The mono audio has been superbly restored and really blares from the speakers, adding a lot to the film’s intense mood.
As I’ve mentioned above, the film comes in two different versions on this disc. It’s a pity that the longest version (the extended TV cut) is not available here but nonetheless, some choice is still better than none. There are also the following on the disc:
Richard Loncraine: Running in Traffic
An enjoyable interview with the film’s writer and director. He reveals that the only set built for the film was the interior of the bank. All of the rest was shot on location. He also touches on the rather lax “health and safety” aspects of making a British film in the 1980s. Some of the action sequences (such as the foot chase through the streets of central London) were filmed without permission and feature actual real-life traffic driving past. There’s one scene near the end where actor Bernard Hill is genuinely physically thrown towards the camera by an explosion.
Most interestingly, the film’s fictional events were rumoured to have inspired the real-life 2015 robbery of the Hatton Garden safe deposit facility in London. As Loncraine points out, there were indeed a number of curious similarities between art and life.
Kieran O'Brien: Just an Adventure

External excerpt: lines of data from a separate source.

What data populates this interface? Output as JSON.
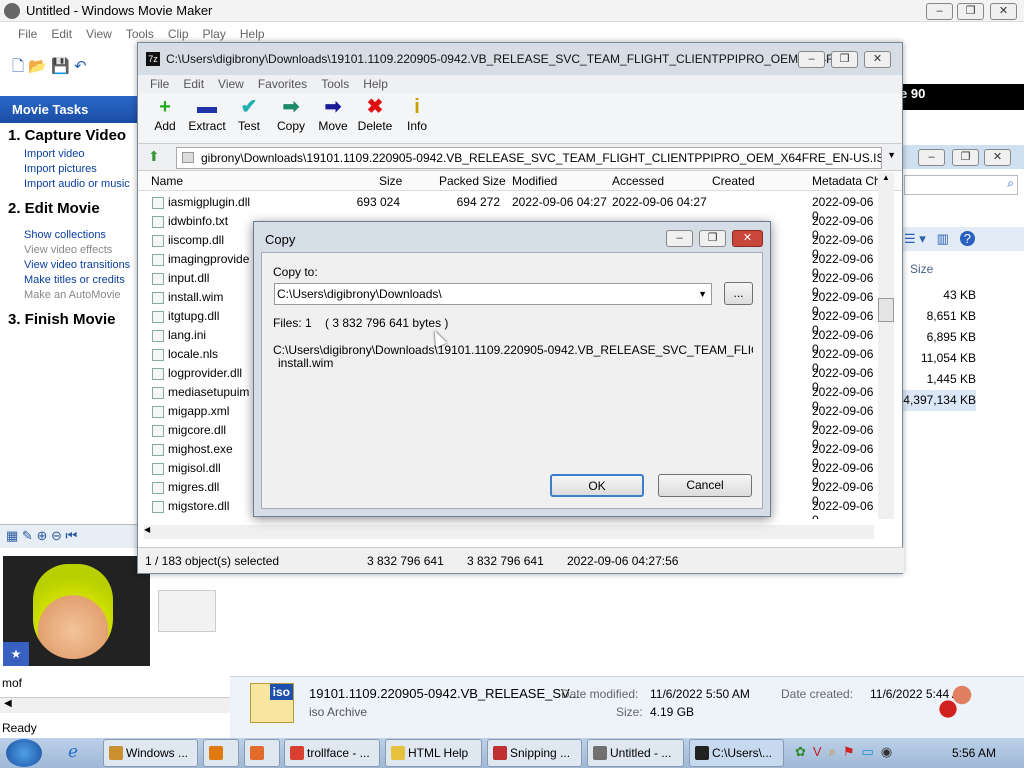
{
  "moviemaker": {
    "title": "Untitled - Windows Movie Maker",
    "menu": [
      "File",
      "Edit",
      "View",
      "Tools",
      "Clip",
      "Play",
      "Help"
    ],
    "tasks_header": "Movie Tasks",
    "sections": [
      {
        "title": "1. Capture Video",
        "links": [
          "Import video",
          "Import pictures",
          "Import audio or music"
        ]
      },
      {
        "title": "2. Edit Movie",
        "links": [
          "Show collections",
          "View video effects",
          "View video transitions",
          "Make titles or credits",
          "Make an AutoMovie"
        ]
      },
      {
        "title": "3. Finish Movie",
        "links": []
      }
    ],
    "clip_label": "mof",
    "status": "Ready",
    "collection_text": "e 90"
  },
  "sevenzip": {
    "title": "C:\\Users\\digibrony\\Downloads\\19101.1109.220905-0942.VB_RELEASE_SVC_TEAM_FLIGHT_CLIENTPPIPRO_OEM_X64F...",
    "menu": [
      "File",
      "Edit",
      "View",
      "Favorites",
      "Tools",
      "Help"
    ],
    "toolbar": [
      {
        "label": "Add",
        "icon": "+",
        "color": "#22aa22"
      },
      {
        "label": "Extract",
        "icon": "▬",
        "color": "#2233aa"
      },
      {
        "label": "Test",
        "icon": "✔",
        "color": "#20b0b0"
      },
      {
        "label": "Copy",
        "icon": "➡",
        "color": "#1c8a6a"
      },
      {
        "label": "Move",
        "icon": "➡",
        "color": "#1a1a99"
      },
      {
        "label": "Delete",
        "icon": "✖",
        "color": "#dd1111"
      },
      {
        "label": "Info",
        "icon": "i",
        "color": "#c8a000"
      }
    ],
    "address": "gibrony\\Downloads\\19101.1109.220905-0942.VB_RELEASE_SVC_TEAM_FLIGHT_CLIENTPPIPRO_OEM_X64FRE_EN-US.ISO\\sources\\",
    "columns": [
      "Name",
      "Size",
      "Packed Size",
      "Modified",
      "Accessed",
      "Created",
      "Metadata Ch"
    ],
    "rows": [
      [
        "iasmigplugin.dll",
        "693 024",
        "694 272",
        "2022-09-06 04:27",
        "2022-09-06 04:27",
        "2022-09-06 0"
      ],
      [
        "idwbinfo.txt",
        "",
        "",
        "",
        "",
        "2022-09-06 0"
      ],
      [
        "iiscomp.dll",
        "",
        "",
        "",
        "",
        "2022-09-06 0"
      ],
      [
        "imagingprovide",
        "",
        "",
        "",
        "",
        "2022-09-06 0"
      ],
      [
        "input.dll",
        "",
        "",
        "",
        "",
        "2022-09-06 0"
      ],
      [
        "install.wim",
        "",
        "",
        "",
        "",
        "2022-09-06 0"
      ],
      [
        "itgtupg.dll",
        "",
        "",
        "",
        "",
        "2022-09-06 0"
      ],
      [
        "lang.ini",
        "",
        "",
        "",
        "",
        "2022-09-06 0"
      ],
      [
        "locale.nls",
        "",
        "",
        "",
        "",
        "2022-09-06 0"
      ],
      [
        "logprovider.dll",
        "",
        "",
        "",
        "",
        "2022-09-06 0"
      ],
      [
        "mediasetupuim",
        "",
        "",
        "",
        "",
        "2022-09-06 0"
      ],
      [
        "migapp.xml",
        "",
        "",
        "",
        "",
        "2022-09-06 0"
      ],
      [
        "migcore.dll",
        "",
        "",
        "",
        "",
        "2022-09-06 0"
      ],
      [
        "mighost.exe",
        "",
        "",
        "",
        "",
        "2022-09-06 0"
      ],
      [
        "migisol.dll",
        "",
        "",
        "",
        "",
        "2022-09-06 0"
      ],
      [
        "migres.dll",
        "",
        "",
        "",
        "",
        "2022-09-06 0"
      ],
      [
        "migstore.dll",
        "",
        "",
        "",
        "",
        "2022-09-06 0"
      ]
    ],
    "status": [
      "1 / 183 object(s) selected",
      "3 832 796 641",
      "3 832 796 641",
      "2022-09-06 04:27:56"
    ]
  },
  "copy_dialog": {
    "title": "Copy",
    "copy_to_label": "Copy to:",
    "copy_to_value": "C:\\Users\\digibrony\\Downloads\\",
    "browse_label": "...",
    "files_info": "Files: 1    ( 3 832 796 641 bytes )",
    "path": "C:\\Users\\digibrony\\Downloads\\19101.1109.220905-0942.VB_RELEASE_SVC_TEAM_FLIGHT_CLIENTPPIPRO_OEM_X64FRE_EN-US.ISO\\sources\\",
    "file": "install.wim",
    "ok": "OK",
    "cancel": "Cancel"
  },
  "explorer": {
    "size_header": "Size",
    "sizes": [
      "43 KB",
      "8,651 KB",
      "6,895 KB",
      "11,054 KB",
      "1,445 KB",
      "4,397,134 KB"
    ],
    "details": {
      "name": "19101.1109.220905-0942.VB_RELEASE_SV...",
      "type": "iso Archive",
      "modified_label": "Date modified:",
      "modified": "11/6/2022 5:50 AM",
      "created_label": "Date created:",
      "created": "11/6/2022 5:44 AM",
      "size_label": "Size:",
      "size": "4.19 GB",
      "icon_text": "iso"
    }
  },
  "taskbar": {
    "items": [
      {
        "label": "Windows ...",
        "color": "#c89030"
      },
      {
        "label": "",
        "color": "#e07a10"
      },
      {
        "label": "",
        "color": "#e26a2c"
      },
      {
        "label": "trollface - ...",
        "color": "#d94030"
      },
      {
        "label": "HTML Help",
        "color": "#e8c040"
      },
      {
        "label": "Snipping ...",
        "color": "#c03030"
      },
      {
        "label": "Untitled - ...",
        "color": "#707070"
      },
      {
        "label": "C:\\Users\\...",
        "color": "#222222"
      }
    ],
    "clock": "5:56 AM"
  }
}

The actor who played the main character’s young son in the film is interviewed here. He clearly enjoyed his time on set; he got on with Bernard Hill like best mates, he got to throw a bottle at a television and he lived on a diet of Wimpy (an old British equivalent of McDonald’s) for the 4-month shoot. However, the film got a 15 rating on release, meaning that he couldn’t see it during its original cinema run - resulting in him being the subject of an article in the Manchester Evening News.
Desmond Lowden: Cracking the System
An interview with the author of the source novel who also co-adapted his own script. He talks briefly about his early career as a film editor (he worked with Cy Endfield on the film Hell Drivers) and the circumstances which got him into screenwriting. He also discusses the inspirations behind Bellman & True.
Colin Towns: Trust Me
Composer Towns discusses the various music pieces which he created for the film as well as voicing his own appreciation of director Richard Loncraine’s work.
The extras are rounded out by a trailer, an image gallery and a collector’s booklet.
Bellman & True is one of those films which will make you wonder why it has fallen into relative obscurity over the years. The extras are fairly decent with some enjoyable interviews.